His wife goes on to say in the interview that, “He still has point of view, but he’s not going to take a stand because there are people who love Jim who are atheists, and who love Jim and are of all faiths. The Christian ghetto is a hard one to get out of if I’m only preaching to the choir.” Yet, if you watch the episode, there is not one ounce of joy that he takes in his faith. Sure, as a family they may not be using artificial birth control and may go to church on Sunday, but that is certainly not all that makes up what it means to be a real catholic in the world.
Do not be afraid to go out on the streets and into public places, like the first Apostles who preached Christ and the Good News of salvation in the squares of cities, towns and villages. This is no time to be ashamed of the Gospel (Cfr. Rom 1,16 ). It is the time to preach it from the rooftops (Cfr. Matth 10,27 ). Do not be afraid to break out of comfortable and routine modes of living, in order to take up the challenge of making Christ known in the modern “metropolis”. It is you who must “go out into the byroads” ( Matth 22,9 ) and invite everyone you meet to the banquet which God has prepared for his people. The Gospel must not be kept hidden because of fear or indifference. It was never meant to be hidden away in private. It has to be put on a stand so that people may see its light and give praise to our heavenly Father. ~ Pope St. John Paul II to the youth of the 8th World Youth Day in Denver, CO
Now, before you get your Pope Francis scapulars in a knot, I want to clearly say that I am not judging the state of Mr. Gaffigan’s soul. I am simply speaking about what he has admitted to publically, and how that compares to the call he has received in Baptism; a call that all of the baptized have received. I think in many ways all of us who take this beautiful thing called Catholicism seriously, can relate to dealing with some degree of fear of ridicule from our friends and acquaintances when speaking the Gospel. The Feast of Pentecost which we celebrated this past Sunday is a great reminder of this fact. The Apostles, though pretty solid, had not yet been invigorated by the Holy Spirit to go out into the world and preach the Gospel as they were commanded. So, they huddled up in the Cenacle and kept praying until the Promise of Jesus was fulfilled in their midst. Once the Holy Spirit showed up, they burst through the doors of the Upper Room and declared the “works of God” to the world, first in Jerusalem and spreading across the globe (Acts 2).
We, as baptized and confirmed Christians have this same gift. The Holy Spirit has come to dwell in us through the Sacraments, and has given us the ability to come to know the Truth, to speak and to live it in the world. For Jim Gaffigan, and I think a lot of us, we fail to tap into this reality.
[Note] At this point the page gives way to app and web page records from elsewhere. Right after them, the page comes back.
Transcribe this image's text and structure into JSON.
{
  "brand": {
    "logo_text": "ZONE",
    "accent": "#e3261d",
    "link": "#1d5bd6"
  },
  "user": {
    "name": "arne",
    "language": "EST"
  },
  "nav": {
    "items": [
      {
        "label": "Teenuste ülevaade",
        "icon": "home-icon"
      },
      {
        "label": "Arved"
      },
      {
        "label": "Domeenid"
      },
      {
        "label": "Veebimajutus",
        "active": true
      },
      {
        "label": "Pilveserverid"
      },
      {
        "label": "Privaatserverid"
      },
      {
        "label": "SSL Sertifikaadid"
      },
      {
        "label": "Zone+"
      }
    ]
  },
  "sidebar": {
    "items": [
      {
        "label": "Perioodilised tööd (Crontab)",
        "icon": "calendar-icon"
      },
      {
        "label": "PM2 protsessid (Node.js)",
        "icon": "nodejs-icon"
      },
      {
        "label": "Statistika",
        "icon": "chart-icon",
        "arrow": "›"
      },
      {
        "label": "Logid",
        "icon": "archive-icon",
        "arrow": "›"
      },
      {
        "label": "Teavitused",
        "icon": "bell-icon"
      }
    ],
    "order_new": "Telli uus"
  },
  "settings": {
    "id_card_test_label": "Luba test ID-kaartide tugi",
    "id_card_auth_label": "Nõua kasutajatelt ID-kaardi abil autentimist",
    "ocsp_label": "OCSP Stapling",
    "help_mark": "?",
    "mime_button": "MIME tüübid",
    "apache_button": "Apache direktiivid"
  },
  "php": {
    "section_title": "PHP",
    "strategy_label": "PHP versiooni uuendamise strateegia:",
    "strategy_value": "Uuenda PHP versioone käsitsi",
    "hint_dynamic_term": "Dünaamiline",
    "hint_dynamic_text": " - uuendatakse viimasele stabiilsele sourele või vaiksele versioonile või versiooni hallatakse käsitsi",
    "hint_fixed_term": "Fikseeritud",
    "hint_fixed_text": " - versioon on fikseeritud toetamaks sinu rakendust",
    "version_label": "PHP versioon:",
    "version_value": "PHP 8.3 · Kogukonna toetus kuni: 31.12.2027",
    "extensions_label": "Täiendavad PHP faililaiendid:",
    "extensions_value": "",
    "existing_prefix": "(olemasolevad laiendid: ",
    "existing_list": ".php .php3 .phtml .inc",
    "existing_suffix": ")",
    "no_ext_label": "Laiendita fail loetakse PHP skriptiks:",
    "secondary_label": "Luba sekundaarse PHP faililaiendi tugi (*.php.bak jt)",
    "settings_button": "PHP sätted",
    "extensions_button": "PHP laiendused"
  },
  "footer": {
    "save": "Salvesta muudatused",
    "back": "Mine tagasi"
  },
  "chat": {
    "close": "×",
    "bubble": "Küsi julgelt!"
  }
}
Yet, it is our sacred duty, instilled in us through the Sacraments, to go out into the world and “make disciples of all nations.” We must speak the truth, no matter how much the world will hate us. In light of the recent feast the Church has just celebrated, let us take this gift of the Holy Spirit’s indwelling more seriously and ask ourselves, “Are we truly unashamed of the Gospel?”
In this secularized age, when many of our contemporaries think and act as if God did not exist or are attracted to irrational forms of religion, it is you, dear young people, who must show that faith is a personal decision which involves your whole life. Let the Gospel be the measure and guide of life’s decisions and plans! Then you will be missionaries in all that you do and say, and wherever you work and live you will be signs of God’s love, credible witnesses to the loving presence of Jesus Christ. Never forget: “No one lights a lamp and then puts it under a bushel” (Mt 5:15)!
-Pope St. John Paul II